→ **Task instructions**: The records below are to be reproduced word for word.

►

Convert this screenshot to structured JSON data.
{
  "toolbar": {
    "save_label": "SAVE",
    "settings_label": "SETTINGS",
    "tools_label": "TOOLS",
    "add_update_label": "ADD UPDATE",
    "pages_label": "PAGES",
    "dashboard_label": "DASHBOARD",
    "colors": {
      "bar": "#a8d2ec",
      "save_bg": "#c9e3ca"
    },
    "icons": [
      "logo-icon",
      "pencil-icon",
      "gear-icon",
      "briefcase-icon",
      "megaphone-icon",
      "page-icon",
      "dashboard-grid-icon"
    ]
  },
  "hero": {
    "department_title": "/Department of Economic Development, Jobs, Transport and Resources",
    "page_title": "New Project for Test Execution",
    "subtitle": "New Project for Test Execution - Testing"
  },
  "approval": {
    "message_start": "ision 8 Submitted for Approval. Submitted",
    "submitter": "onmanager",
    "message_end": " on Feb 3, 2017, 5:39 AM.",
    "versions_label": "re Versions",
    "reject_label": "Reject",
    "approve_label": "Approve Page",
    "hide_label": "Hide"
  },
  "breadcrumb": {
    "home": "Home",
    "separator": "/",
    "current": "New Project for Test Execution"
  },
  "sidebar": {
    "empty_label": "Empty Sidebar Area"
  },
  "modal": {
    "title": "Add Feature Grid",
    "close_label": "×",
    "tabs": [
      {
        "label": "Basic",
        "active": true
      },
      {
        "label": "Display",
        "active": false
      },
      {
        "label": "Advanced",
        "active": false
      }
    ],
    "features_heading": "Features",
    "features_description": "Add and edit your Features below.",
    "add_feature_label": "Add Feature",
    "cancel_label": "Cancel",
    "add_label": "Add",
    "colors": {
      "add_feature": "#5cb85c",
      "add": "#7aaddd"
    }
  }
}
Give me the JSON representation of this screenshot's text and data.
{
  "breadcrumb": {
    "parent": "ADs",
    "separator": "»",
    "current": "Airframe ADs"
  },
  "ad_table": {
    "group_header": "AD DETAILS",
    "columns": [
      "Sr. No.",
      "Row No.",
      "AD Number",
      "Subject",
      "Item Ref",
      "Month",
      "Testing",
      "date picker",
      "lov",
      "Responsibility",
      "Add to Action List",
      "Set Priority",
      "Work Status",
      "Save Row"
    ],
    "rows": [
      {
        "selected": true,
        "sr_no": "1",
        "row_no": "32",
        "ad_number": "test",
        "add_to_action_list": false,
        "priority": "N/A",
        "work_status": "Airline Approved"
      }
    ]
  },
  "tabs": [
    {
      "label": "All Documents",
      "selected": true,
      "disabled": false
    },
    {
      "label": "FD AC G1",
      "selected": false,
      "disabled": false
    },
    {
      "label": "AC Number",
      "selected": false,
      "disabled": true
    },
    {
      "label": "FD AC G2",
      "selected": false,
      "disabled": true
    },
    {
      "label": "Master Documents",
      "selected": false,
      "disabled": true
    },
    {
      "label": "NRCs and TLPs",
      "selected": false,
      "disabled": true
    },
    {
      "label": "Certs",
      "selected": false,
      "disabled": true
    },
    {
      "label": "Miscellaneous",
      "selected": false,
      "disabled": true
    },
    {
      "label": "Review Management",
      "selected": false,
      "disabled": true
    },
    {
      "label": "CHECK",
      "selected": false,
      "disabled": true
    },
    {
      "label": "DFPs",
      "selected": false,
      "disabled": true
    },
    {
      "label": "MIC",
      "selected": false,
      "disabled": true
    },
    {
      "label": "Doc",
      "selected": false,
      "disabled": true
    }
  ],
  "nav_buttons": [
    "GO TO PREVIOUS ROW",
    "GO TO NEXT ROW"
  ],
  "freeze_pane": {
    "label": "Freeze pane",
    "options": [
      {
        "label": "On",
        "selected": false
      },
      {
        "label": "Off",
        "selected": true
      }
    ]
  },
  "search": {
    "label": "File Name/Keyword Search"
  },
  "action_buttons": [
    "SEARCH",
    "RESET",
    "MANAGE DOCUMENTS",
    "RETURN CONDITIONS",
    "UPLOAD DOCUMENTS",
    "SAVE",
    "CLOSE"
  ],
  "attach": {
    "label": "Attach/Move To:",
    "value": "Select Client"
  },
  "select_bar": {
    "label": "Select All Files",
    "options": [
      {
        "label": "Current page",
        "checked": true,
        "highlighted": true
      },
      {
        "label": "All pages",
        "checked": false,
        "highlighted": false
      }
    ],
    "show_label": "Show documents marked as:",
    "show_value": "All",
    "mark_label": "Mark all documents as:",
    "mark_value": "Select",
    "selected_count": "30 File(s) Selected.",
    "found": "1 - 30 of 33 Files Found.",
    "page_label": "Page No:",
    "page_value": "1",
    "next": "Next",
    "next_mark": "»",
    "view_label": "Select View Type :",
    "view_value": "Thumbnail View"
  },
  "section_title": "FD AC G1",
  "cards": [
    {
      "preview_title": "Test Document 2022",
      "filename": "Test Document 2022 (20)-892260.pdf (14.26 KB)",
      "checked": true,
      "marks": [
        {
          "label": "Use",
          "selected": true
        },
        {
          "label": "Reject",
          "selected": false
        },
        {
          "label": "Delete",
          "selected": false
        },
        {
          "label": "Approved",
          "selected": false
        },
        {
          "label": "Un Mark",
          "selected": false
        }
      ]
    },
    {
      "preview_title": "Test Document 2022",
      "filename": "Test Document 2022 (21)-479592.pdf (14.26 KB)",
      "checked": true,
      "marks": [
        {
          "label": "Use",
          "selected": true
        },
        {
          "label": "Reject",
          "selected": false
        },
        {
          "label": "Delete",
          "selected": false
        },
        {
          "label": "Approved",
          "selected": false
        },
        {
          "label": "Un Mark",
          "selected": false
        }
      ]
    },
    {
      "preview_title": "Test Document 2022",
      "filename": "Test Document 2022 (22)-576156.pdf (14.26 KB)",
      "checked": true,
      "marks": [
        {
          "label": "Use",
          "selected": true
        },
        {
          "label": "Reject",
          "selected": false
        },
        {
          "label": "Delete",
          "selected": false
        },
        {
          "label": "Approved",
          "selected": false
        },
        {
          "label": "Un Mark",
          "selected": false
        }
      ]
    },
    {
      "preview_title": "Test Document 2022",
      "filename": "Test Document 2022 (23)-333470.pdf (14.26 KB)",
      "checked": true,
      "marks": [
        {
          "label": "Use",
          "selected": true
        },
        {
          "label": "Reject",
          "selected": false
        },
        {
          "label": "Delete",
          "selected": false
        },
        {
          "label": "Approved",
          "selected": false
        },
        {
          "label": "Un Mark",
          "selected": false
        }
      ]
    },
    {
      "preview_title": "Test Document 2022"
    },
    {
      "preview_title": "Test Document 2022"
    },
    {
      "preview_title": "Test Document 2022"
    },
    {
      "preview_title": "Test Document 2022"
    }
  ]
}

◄

→ **Answer section**:
Convert this screenshot to structured JSON data.
{
  "toolbar": {
    "save_label": "SAVE",
    "settings_label": "SETTINGS",
    "tools_label": "TOOLS",
    "add_update_label": "ADD UPDATE",
    "pages_label": "PAGES",
    "dashboard_label": "DASHBOARD",
    "colors": {
      "bar": "#a8d2ec",
      "save_bg": "#c9e3ca"
    },
    "icons": [
      "logo-icon",
      "pencil-icon",
      "gear-icon",
      "briefcase-icon",
      "megaphone-icon",
      "page-icon",
      "dashboard-grid-icon"
    ]
  },
  "hero": {
    "department_title": "/Department of Economic Development, Jobs, Transport and Resources",
    "page_title": "New Project for Test Execution",
    "subtitle": "New Project for Test Execution - Testing"
  },
  "approval": {
    "message_start": "ision 8 Submitted for Approval. Submitted",
    "submitter": "onmanager",
    "message_end": " on Feb 3, 2017, 5:39 AM.",
    "versions_label": "re Versions",
    "reject_label": "Reject",
    "approve_label": "Approve Page",
    "hide_label": "Hide"
  },
  "breadcrumb": {
    "home": "Home",
    "separator": "/",
    "current": "New Project for Test Execution"
  },
  "sidebar": {
    "empty_label": "Empty Sidebar Area"
  },
  "modal": {
    "title": "Add Feature Grid",
    "close_label": "×",
    "tabs": [
      {
        "label": "Basic",
        "active": true
      },
      {
        "label": "Display",
        "active": false
      },
      {
        "label": "Advanced",
        "active": false
      }
    ],
    "features_heading": "Features",
    "features_description": "Add and edit your Features below.",
    "add_feature_label": "Add Feature",
    "cancel_label": "Cancel",
    "add_label": "Add",
    "colors": {
      "add_feature": "#5cb85c",
      "add": "#7aaddd"
    }
  }
}
Give me the JSON representation of this screenshot's text and data.
{
  "breadcrumb": {
    "parent": "ADs",
    "separator": "»",
    "current": "Airframe ADs"
  },
  "ad_table": {
    "group_header": "AD DETAILS",
    "columns": [
      "Sr. No.",
      "Row No.",
      "AD Number",
      "Subject",
      "Item Ref",
      "Month",
      "Testing",
      "date picker",
      "lov",
      "Responsibility",
      "Add to Action List",
      "Set Priority",
      "Work Status",
      "Save Row"
    ],
    "rows": [
      {
        "selected": true,
        "sr_no": "1",
        "row_no": "32",
        "ad_number": "test",
        "add_to_action_list": false,
        "priority": "N/A",
        "work_status": "Airline Approved"
      }
    ]
  },
  "tabs": [
    {
      "label": "All Documents",
      "selected": true,
      "disabled": false
    },
    {
      "label": "FD AC G1",
      "selected": false,
      "disabled": false
    },
    {
      "label": "AC Number",
      "selected": false,
      "disabled": true
    },
    {
      "label": "FD AC G2",
      "selected": false,
      "disabled": true
    },
    {
      "label": "Master Documents",
      "selected": false,
      "disabled": true
    },
    {
      "label": "NRCs and TLPs",
      "selected": false,
      "disabled": true
    },
    {
      "label": "Certs",
      "selected": false,
      "disabled": true
    },
    {
      "label": "Miscellaneous",
      "selected": false,
      "disabled": true
    },
    {
      "label": "Review Management",
      "selected": false,
      "disabled": true
    },
    {
      "label": "CHECK",
      "selected": false,
      "disabled": true
    },
    {
      "label": "DFPs",
      "selected": false,
      "disabled": true
    },
    {
      "label": "MIC",
      "selected": false,
      "disabled": true
    },
    {
      "label": "Doc",
      "selected": false,
      "disabled": true
    }
  ],
  "nav_buttons": [
    "GO TO PREVIOUS ROW",
    "GO TO NEXT ROW"
  ],
  "freeze_pane": {
    "label": "Freeze pane",
    "options": [
      {
        "label": "On",
        "selected": false
      },
      {
        "label": "Off",
        "selected": true
      }
    ]
  },
  "search": {
    "label": "File Name/Keyword Search"
  },
  "action_buttons": [
    "SEARCH",
    "RESET",
    "MANAGE DOCUMENTS",
    "RETURN CONDITIONS",
    "UPLOAD DOCUMENTS",
    "SAVE",
    "CLOSE"
  ],
  "attach": {
    "label": "Attach/Move To:",
    "value": "Select Client"
  },
  "select_bar": {
    "label": "Select All Files",
    "options": [
      {
        "label": "Current page",
        "checked": true,
        "highlighted": true
      },
      {
        "label": "All pages",
        "checked": false,
        "highlighted": false
      }
    ],
    "show_label": "Show documents marked as:",
    "show_value": "All",
    "mark_label": "Mark all documents as:",
    "mark_value": "Select",
    "selected_count": "30 File(s) Selected.",
    "found": "1 - 30 of 33 Files Found.",
    "page_label": "Page No:",
    "page_value": "1",
    "next": "Next",
    "next_mark": "»",
    "view_label": "Select View Type :",
    "view_value": "Thumbnail View"
  },
  "section_title": "FD AC G1",
  "cards": [
    {
      "preview_title": "Test Document 2022",
      "filename": "Test Document 2022 (20)-892260.pdf (14.26 KB)",
      "checked": true,
      "marks": [
        {
          "label": "Use",
          "selected": true
        },
        {
          "label": "Reject",
          "selected": false
        },
        {
          "label": "Delete",
          "selected": false
        },
        {
          "label": "Approved",
          "selected": false
        },
        {
          "label": "Un Mark",
          "selected": false
        }
      ]
    },
    {
      "preview_title": "Test Document 2022",
      "filename": "Test Document 2022 (21)-479592.pdf (14.26 KB)",
      "checked": true,
      "marks": [
        {
          "label": "Use",
          "selected": true
        },
        {
          "label": "Reject",
          "selected": false
        },
        {
          "label": "Delete",
          "selected": false
        },
        {
          "label": "Approved",
          "selected": false
        },
        {
          "label": "Un Mark",
          "selected": false
        }
      ]
    },
    {
      "preview_title": "Test Document 2022",
      "filename": "Test Document 2022 (22)-576156.pdf (14.26 KB)",
      "checked": true,
      "marks": [
        {
          "label": "Use",
          "selected": true
        },
        {
          "label": "Reject",
          "selected": false
        },
        {
          "label": "Delete",
          "selected": false
        },
        {
          "label": "Approved",
          "selected": false
        },
        {
          "label": "Un Mark",
          "selected": false
        }
      ]
    },
    {
      "preview_title": "Test Document 2022",
      "filename": "Test Document 2022 (23)-333470.pdf (14.26 KB)",
      "checked": true,
      "marks": [
        {
          "label": "Use",
          "selected": true
        },
        {
          "label": "Reject",
          "selected": false
        },
        {
          "label": "Delete",
          "selected": false
        },
        {
          "label": "Approved",
          "selected": false
        },
        {
          "label": "Un Mark",
          "selected": false
        }
      ]
    },
    {
      "preview_title": "Test Document 2022"
    },
    {
      "preview_title": "Test Document 2022"
    },
    {
      "preview_title": "Test Document 2022"
    },
    {
      "preview_title": "Test Document 2022"
    }
  ]
}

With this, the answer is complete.